Letters to the Editor — Our readers write
Posted: Wednesday, November 12, 2008 9:28 pm
To the Editor:
For 29 years, Marilyn Blevins has been employed at the Union City Post Office and has been our rural mail carrier.
A few months ago our mail was not being delivered as it has been in the past, for instance, wrong mail in our box and different delivery times. As a concerned customer, I called the post office to inquire about this.
When asked if Marilyn had quit, retired or was ill, I was told she just wasn’t there and offered no explanation. I decided to call Marilyn and she told me she had been dismissed. It is my understanding that a long-time customer had asked her to fill out a change of address form for his disabled father’s mail to be delivered to his box instead. Evidently, this is considered a criminal act and subject for dismissal.
Maybe Marilyn did break a postal rule, but I hardly think it was a reason for such harsh punishment. After all, she was only doing a favor for a customer and had nothing to gain for herself by doing it.
She has been off work for five months without pay or benefits. I wrote the postmaster a letter asking for an explanation and to let her know her customers were upset.
Since my letter was never acknowledged, I called the postmaster to ask what we as customers could do to get Marilyn reinstated as our carrier. She offered no explanation and I was told it was against company policy to reveal any information.
Thankfully, last week Marilyn returned to her job and I’m not exactly sure who to thank for this but more than likely it was the postal union.
My question is why this could not have been resolved sooner and on a local level. Marilyn has a personal relationship with a lot of her customers and is highly respected. I think this should count for something and she should be compensated for her loss. If you are fortunate to have Marilyn as your rural mail carrier, I urge you to let her know how much she is appreciated.
Better still, call the postmaster or her supervisor and express your views. Welcome back, Marilyn; your customers missed you.
Time to cut pork
To the Editor:
People outside the city limits lived without fire protection for decades and suddenly we must have it. At least that’s the way some think.
The bottom line is that if you live in the county — other than in a subdivision — and your home is on fire, the only thing the fire department will save is the foundation.

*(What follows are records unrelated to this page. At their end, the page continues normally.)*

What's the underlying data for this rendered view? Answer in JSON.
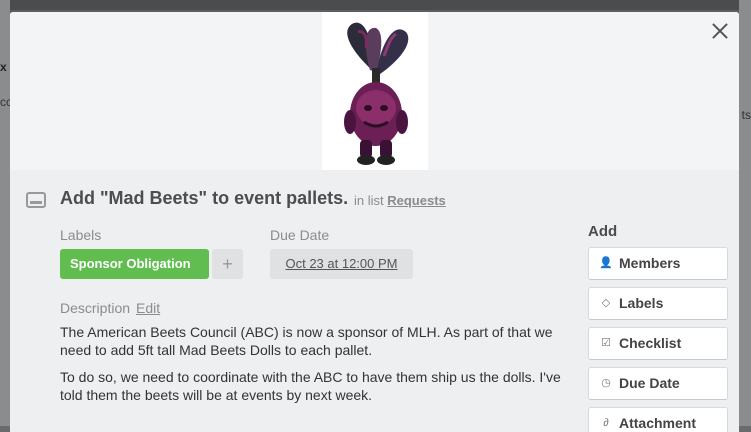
{
  "backdrop": {
    "left_text_1": "x",
    "left_text_2": "cc",
    "right_text_1": "ts"
  },
  "card": {
    "title": "Add \"Mad Beets\" to event pallets.",
    "in_list_prefix": "in list",
    "list_name": "Requests",
    "labels_heading": "Labels",
    "label_chip": "Sponsor Obligation",
    "label_color": "#61bd4f",
    "add_label": "+",
    "due_heading": "Due Date",
    "due_value": "Oct 23 at 12:00 PM",
    "description_heading": "Description",
    "description_edit": "Edit",
    "description_p1": "The American Beets Council (ABC) is now a sponsor of MLH. As part of that we need to add 5ft tall Mad Beets Dolls to each pallet.",
    "description_p2": "To do so, we need to coordinate with the ABC to have them ship us the dolls. I've told them the beets will be at events by next week."
  },
  "sidebar": {
    "heading": "Add",
    "buttons": [
      {
        "label": "Members",
        "icon": "person-icon"
      },
      {
        "label": "Labels",
        "icon": "tag-icon"
      },
      {
        "label": "Checklist",
        "icon": "checkbox-icon"
      },
      {
        "label": "Due Date",
        "icon": "clock-icon"
      },
      {
        "label": "Attachment",
        "icon": "paperclip-icon"
      }
    ]
  }
}
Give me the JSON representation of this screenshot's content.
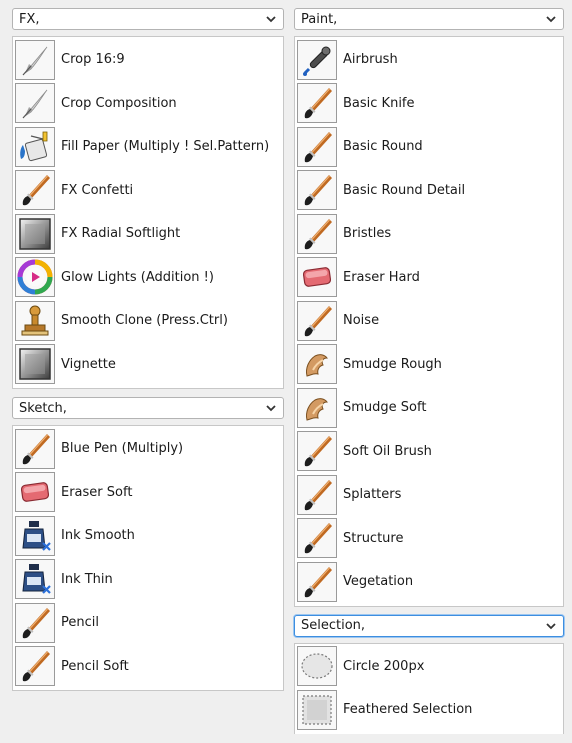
{
  "left": {
    "fx": {
      "dropdown_label": "FX,",
      "items": [
        {
          "label": "Crop 16:9",
          "icon": "quill-icon"
        },
        {
          "label": "Crop Composition",
          "icon": "quill-icon"
        },
        {
          "label": "Fill Paper (Multiply ! Sel.Pattern)",
          "icon": "paint-bucket-icon"
        },
        {
          "label": "FX Confetti",
          "icon": "brush-icon"
        },
        {
          "label": "FX Radial Softlight",
          "icon": "gradient-square-icon"
        },
        {
          "label": "Glow Lights (Addition !)",
          "icon": "color-wheel-icon"
        },
        {
          "label": "Smooth Clone (Press.Ctrl)",
          "icon": "stamp-icon"
        },
        {
          "label": "Vignette",
          "icon": "gradient-square-icon"
        }
      ]
    },
    "sketch": {
      "dropdown_label": "Sketch,",
      "items": [
        {
          "label": "Blue Pen (Multiply)",
          "icon": "brush-icon"
        },
        {
          "label": "Eraser Soft",
          "icon": "eraser-icon"
        },
        {
          "label": "Ink Smooth",
          "icon": "ink-bottle-icon"
        },
        {
          "label": "Ink Thin",
          "icon": "ink-bottle-icon"
        },
        {
          "label": "Pencil",
          "icon": "brush-icon"
        },
        {
          "label": "Pencil Soft",
          "icon": "brush-icon"
        }
      ]
    }
  },
  "right": {
    "paint": {
      "dropdown_label": "Paint,",
      "items": [
        {
          "label": "Airbrush",
          "icon": "airbrush-icon"
        },
        {
          "label": "Basic Knife",
          "icon": "brush-icon"
        },
        {
          "label": "Basic Round",
          "icon": "brush-icon"
        },
        {
          "label": "Basic Round Detail",
          "icon": "brush-icon"
        },
        {
          "label": "Bristles",
          "icon": "brush-icon"
        },
        {
          "label": "Eraser Hard",
          "icon": "eraser-icon"
        },
        {
          "label": "Noise",
          "icon": "brush-icon"
        },
        {
          "label": "Smudge Rough",
          "icon": "smudge-icon"
        },
        {
          "label": "Smudge Soft",
          "icon": "smudge-icon"
        },
        {
          "label": "Soft Oil Brush",
          "icon": "brush-icon"
        },
        {
          "label": "Splatters",
          "icon": "brush-icon"
        },
        {
          "label": "Structure",
          "icon": "brush-icon"
        },
        {
          "label": "Vegetation",
          "icon": "brush-icon"
        }
      ]
    },
    "selection": {
      "dropdown_label": "Selection,",
      "items": [
        {
          "label": "Circle 200px",
          "icon": "circle-selection-icon"
        },
        {
          "label": "Feathered Selection",
          "icon": "square-selection-icon"
        }
      ]
    }
  },
  "colors": {
    "focus_border": "#3d8ee0",
    "brush_wood": "#c06a22",
    "eraser": "#e46a72"
  }
}
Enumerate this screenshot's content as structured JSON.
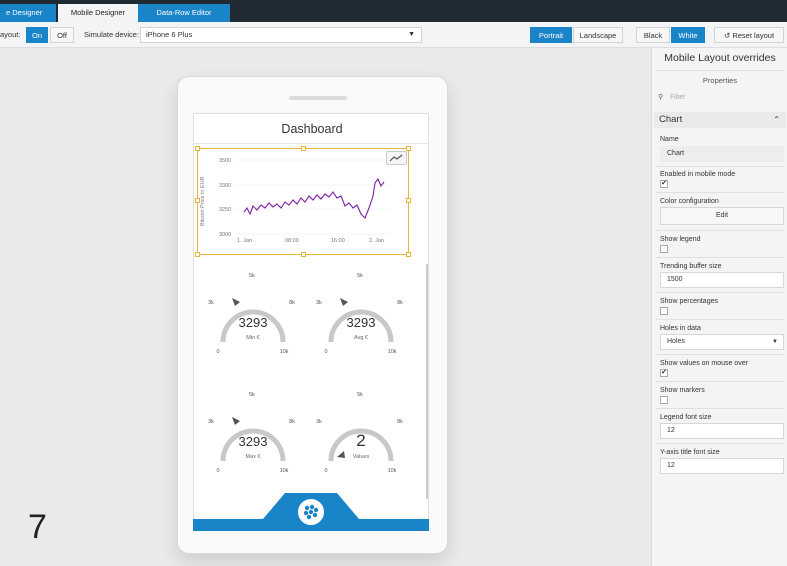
{
  "tabs": [
    {
      "label": "e Designer"
    },
    {
      "label": "Mobile Designer"
    },
    {
      "label": "Data-Row Editor"
    }
  ],
  "toolbar": {
    "layout_label": "ayout:",
    "on_label": "On",
    "off_label": "Off",
    "simulate_label": "Simulate device:",
    "device_value": "iPhone 6 Plus",
    "portrait_label": "Portrait",
    "landscape_label": "Landscape",
    "black_label": "Black",
    "white_label": "White",
    "reset_label": "Reset layout"
  },
  "screen": {
    "title": "Dashboard",
    "chart": {
      "ylabel": "Bitcoin Price in EUR",
      "yticks": [
        "3500",
        "3300",
        "3250",
        "3000"
      ],
      "xticks": [
        "1. Jan",
        "08:00",
        "16:00",
        "2. Jan"
      ]
    },
    "gauges": [
      {
        "value": "3293",
        "label": "Min €",
        "top": "5k",
        "left": "3k",
        "right": "8k",
        "min": "0",
        "max": "10k"
      },
      {
        "value": "3293",
        "label": "Avg €",
        "top": "5k",
        "left": "3k",
        "right": "8k",
        "min": "0",
        "max": "10k"
      },
      {
        "value": "3293",
        "label": "Max €",
        "top": "5k",
        "left": "3k",
        "right": "8k",
        "min": "0",
        "max": "10k"
      },
      {
        "value": "2",
        "label": "Values",
        "top": "5k",
        "left": "3k",
        "right": "8k",
        "min": "0",
        "max": "10k"
      }
    ]
  },
  "page_number": "7",
  "panel": {
    "title": "Mobile Layout overrides",
    "subtitle": "Properties",
    "filter_placeholder": "Filter",
    "section": "Chart",
    "name_label": "Name",
    "name_value": "Chart",
    "enabled_label": "Enabled in mobile mode",
    "color_label": "Color configuration",
    "edit_label": "Edit",
    "show_legend_label": "Show legend",
    "trending_label": "Trending buffer size",
    "trending_value": "1500",
    "show_pct_label": "Show percentages",
    "holes_label": "Holes in data",
    "holes_value": "Holes",
    "show_values_label": "Show values on mouse over",
    "show_markers_label": "Show markers",
    "legend_font_label": "Legend font size",
    "legend_font_value": "12",
    "yaxis_font_label": "Y-axis title font size",
    "yaxis_font_value": "12"
  },
  "colors": {
    "accent": "#1a84c8",
    "selection": "#e8b53b",
    "series": "#7b1fa2"
  }
}
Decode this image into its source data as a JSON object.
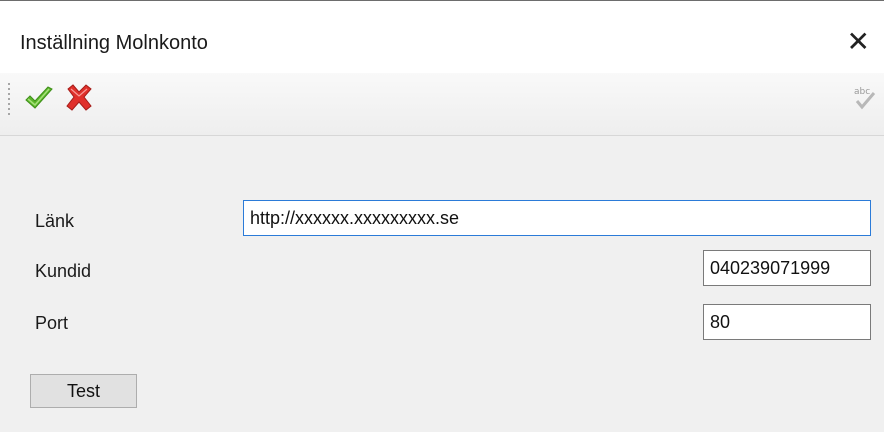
{
  "window": {
    "title": "Inställning Molnkonto",
    "close_glyph": "✕"
  },
  "toolbar": {
    "ok_icon": "green-checkmark-icon",
    "cancel_icon": "red-x-icon",
    "spell_icon": "spellcheck-icon",
    "colors": {
      "ok": "#5cb82a",
      "cancel": "#e0302b"
    }
  },
  "form": {
    "link": {
      "label": "Länk",
      "value": "http://xxxxxx.xxxxxxxxx.se"
    },
    "customer_id": {
      "label": "Kundid",
      "value": "040239071999"
    },
    "port": {
      "label": "Port",
      "value": "80"
    },
    "test_button": "Test"
  }
}
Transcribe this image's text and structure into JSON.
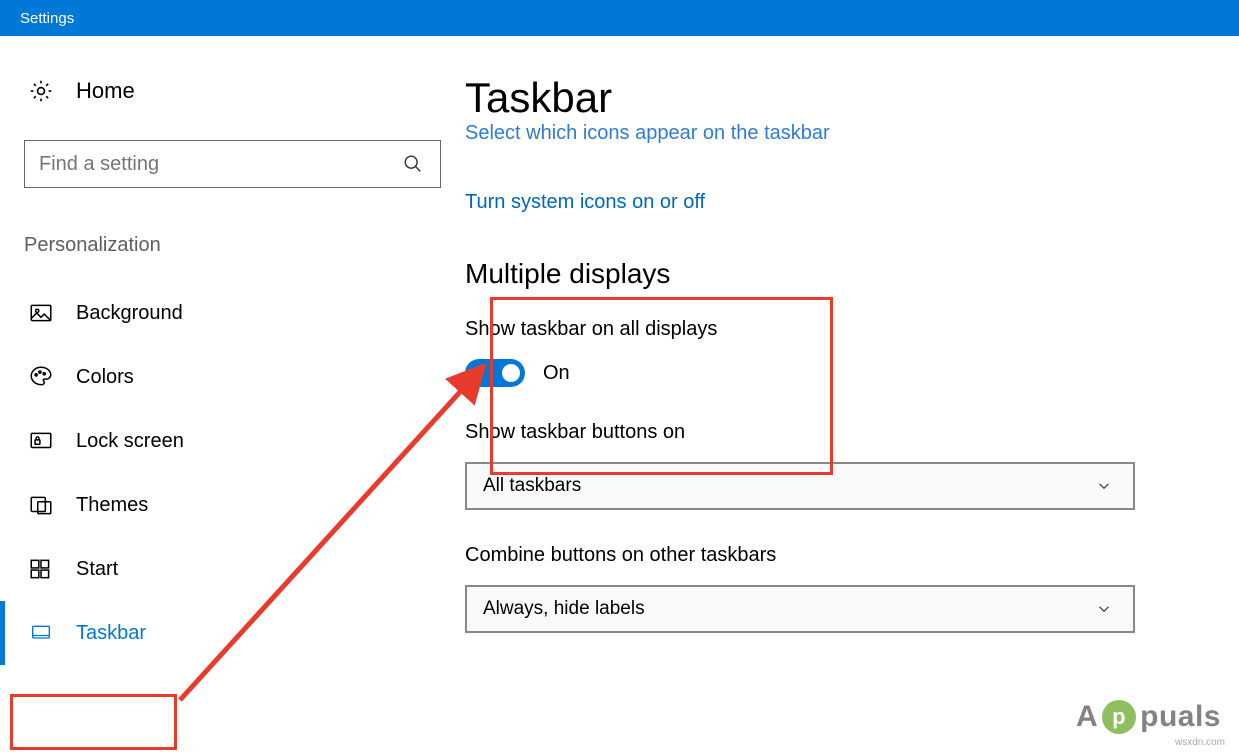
{
  "titlebar": {
    "title": "Settings"
  },
  "sidebar": {
    "home": "Home",
    "search_placeholder": "Find a setting",
    "section": "Personalization",
    "items": [
      {
        "label": "Background"
      },
      {
        "label": "Colors"
      },
      {
        "label": "Lock screen"
      },
      {
        "label": "Themes"
      },
      {
        "label": "Start"
      },
      {
        "label": "Taskbar"
      }
    ]
  },
  "main": {
    "title": "Taskbar",
    "link_cut": "Select which icons appear on the taskbar",
    "link_system": "Turn system icons on or off",
    "multiple_displays": {
      "heading": "Multiple displays",
      "show_taskbar_label": "Show taskbar on all displays",
      "toggle_state": "On",
      "show_buttons_label": "Show taskbar buttons on",
      "show_buttons_value": "All taskbars",
      "combine_label": "Combine buttons on other taskbars",
      "combine_value": "Always, hide labels"
    }
  },
  "watermark": {
    "prefix": "A",
    "badge": "p",
    "suffix": "puals",
    "site": "wsxdn.com"
  }
}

If you live in a county subdivision, the fire department may arrive in time to save the house beside the one on fire.
Those who live without close neighbors see all this as an unnecessary expense; we can save our own foundation.
Still, it seems we’re bent on having some sort of “fire protection” because a few just can’t do without it.
Finally, someone is actually calling rural fire protection funding a “tax.” That’s been my argument all along but others disagreed. They claimed the subscription was voluntary, all the while threatening to turn in those who didn’t subscribe to the insurance companies.
For those on the committee and for the county commission, I have this to say to you: If we’re going to have a county fire department, let’s have a full-time county fire department backed by volunteers.
Additionally, before we add another tax on the citizens of Obion County, find something to cut out or a tax to repeal. Let’s not add to the tax burden of the citizens.
I cannot overemphasize that all governments — city, county, state and federal — have overspent for decades and are now so deep in debt they can hardly get their noses above the water. Many have to use “creative financing” to survive at all. This, too, will drown them one day.
For those who don’t follow the economic analysis consider this — recently the federal government has been bailing out major insurance companies and banks. Now, the insurance companies are coming back for more and the automakers are begging for federal monetary help. Doesn’t this tell you anything?
We, the people of America, have been putting off the inevitable for the past few decades and now reality has smacked us in the face and we’re almost to the point of an economic depression.
It is time for accountability and responsible program management at all levels of government.
A county fire department sounds good. Can we afford it without adding more burden on the citizen?
Can our officials find a better way to fund what is desired without adding another tax? Is there some social program we can do without that would pay or help pay for a “needed” program?
Committee, commissioners, Mr. County Mayor, it is time to either cut the pork or forget the seemingly necessary county fire department.
Glenn R. Snow